This document briefly describes the general steps that we need to take when using the AWS Ansible Collection. And as is often the case, we will start with the installation.
Open-source version can be installed directly from Ansible Galaxy with just one short command:
$ ansible-galaxy collection install steampunk.aws
To use the AWS Ansible Collection, we need to have Ansible 2.9+ installed. Previous Ansible versions do not support Ansible Collections well enough to be usable.
We also need to get the
boto3 Python package. And the simplest way of
installing it is using
$ pip3 install --user -U boto3
Now we can create a playbook called
playbook.yaml that uses modules from

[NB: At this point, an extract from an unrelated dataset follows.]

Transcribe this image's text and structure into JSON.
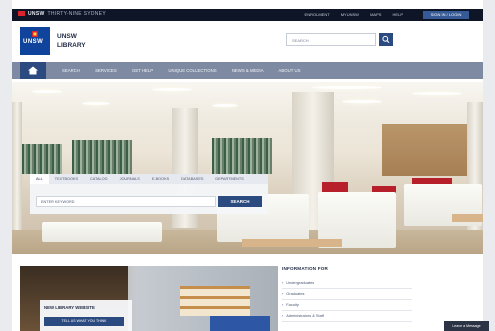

the AWS Ansible Collection and creates a dedicated virtual private cloud
(VPC). Why create a VPC and not an instance you ask? Mainly because creating a
VPC is entirely free, and we would rather see you spend your hard-earned money
on things that matter.
--- - name: Create an AWS VPC gather_facts: false hosts: localhost tasks: - name: Create a VPC steampunk.aws.ec2_vpc: name: my-vpc cidr: 10.0.0.0/16
The last remaining thing we need to do is export the variables with AWS credentials that modules will use when talking to the AWS web API:
$ export AWS_REGION=us-east-1 # choose whichever you prefer $ export AWS_ACCESS_KEY=your-access-key # change me $ export AWS_SECRET_KEY=your-secret-access-key # change me
With all that preparation behind us, we can finally run the playbook and enjoy some text-based entertainment:
$ ansible-playbook playbook.yaml
For the grand finale, we will make our mother proud and clean after ourselves. And because we are too lazy to write down a playbook for this, we will just run an ad-hoc command like this:
$ ansible \ -m steampunk.aws.ec2_vpc \ -a "name=my-vpc cidr=10.0.0.0/16 state=absent" \ localhost
And that is it for this short introduction. Now we are ready to start exploring the Modules API documentation.